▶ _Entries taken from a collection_
○ ○ ○

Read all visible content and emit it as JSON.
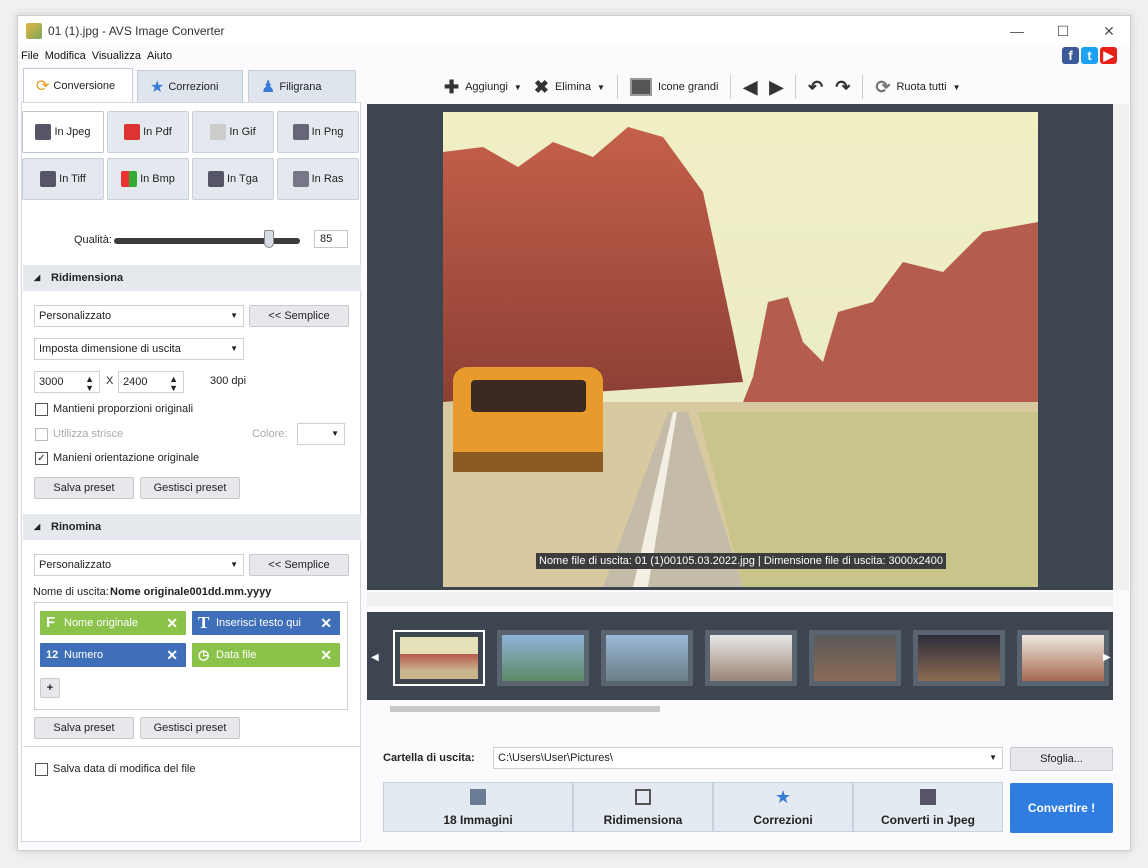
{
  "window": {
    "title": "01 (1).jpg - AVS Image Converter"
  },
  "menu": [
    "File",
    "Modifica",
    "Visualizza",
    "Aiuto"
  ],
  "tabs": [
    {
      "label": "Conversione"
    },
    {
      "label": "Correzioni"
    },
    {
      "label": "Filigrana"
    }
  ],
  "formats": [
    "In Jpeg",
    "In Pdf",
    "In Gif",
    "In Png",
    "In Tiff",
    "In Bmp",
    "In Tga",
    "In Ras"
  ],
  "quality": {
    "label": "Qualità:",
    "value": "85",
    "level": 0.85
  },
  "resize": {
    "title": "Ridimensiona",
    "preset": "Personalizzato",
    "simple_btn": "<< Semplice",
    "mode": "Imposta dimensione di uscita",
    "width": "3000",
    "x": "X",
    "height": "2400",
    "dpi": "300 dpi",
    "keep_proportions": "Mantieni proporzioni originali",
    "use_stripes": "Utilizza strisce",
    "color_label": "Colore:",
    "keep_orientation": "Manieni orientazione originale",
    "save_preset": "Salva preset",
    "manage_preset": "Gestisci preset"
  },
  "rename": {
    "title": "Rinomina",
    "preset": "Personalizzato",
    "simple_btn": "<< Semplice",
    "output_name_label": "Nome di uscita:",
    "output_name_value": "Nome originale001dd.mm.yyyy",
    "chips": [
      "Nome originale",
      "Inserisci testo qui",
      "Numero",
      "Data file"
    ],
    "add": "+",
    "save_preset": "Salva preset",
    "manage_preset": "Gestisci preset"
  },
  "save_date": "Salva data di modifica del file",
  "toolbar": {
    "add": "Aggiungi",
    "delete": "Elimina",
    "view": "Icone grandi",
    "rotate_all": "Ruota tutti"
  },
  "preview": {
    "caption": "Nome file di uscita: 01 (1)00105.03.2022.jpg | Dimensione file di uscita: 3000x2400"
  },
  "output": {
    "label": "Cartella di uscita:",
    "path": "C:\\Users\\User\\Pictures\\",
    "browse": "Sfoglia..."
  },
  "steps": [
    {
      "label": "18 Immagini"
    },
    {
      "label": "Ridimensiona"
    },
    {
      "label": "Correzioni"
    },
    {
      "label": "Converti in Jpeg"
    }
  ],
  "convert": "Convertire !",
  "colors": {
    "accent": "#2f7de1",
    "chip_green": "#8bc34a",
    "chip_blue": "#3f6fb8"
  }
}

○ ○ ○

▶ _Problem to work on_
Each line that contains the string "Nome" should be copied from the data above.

▶ _Response to the exercise_
    "output_name_label": "Nome di uscita:",
    "output_name_value": "Nome originale001dd.mm.yyyy",
      "Nome originale",
    "caption": "Nome file di uscita: 01 (1)00105.03.2022.jpg | Dimensione file di uscita: 3000x2400"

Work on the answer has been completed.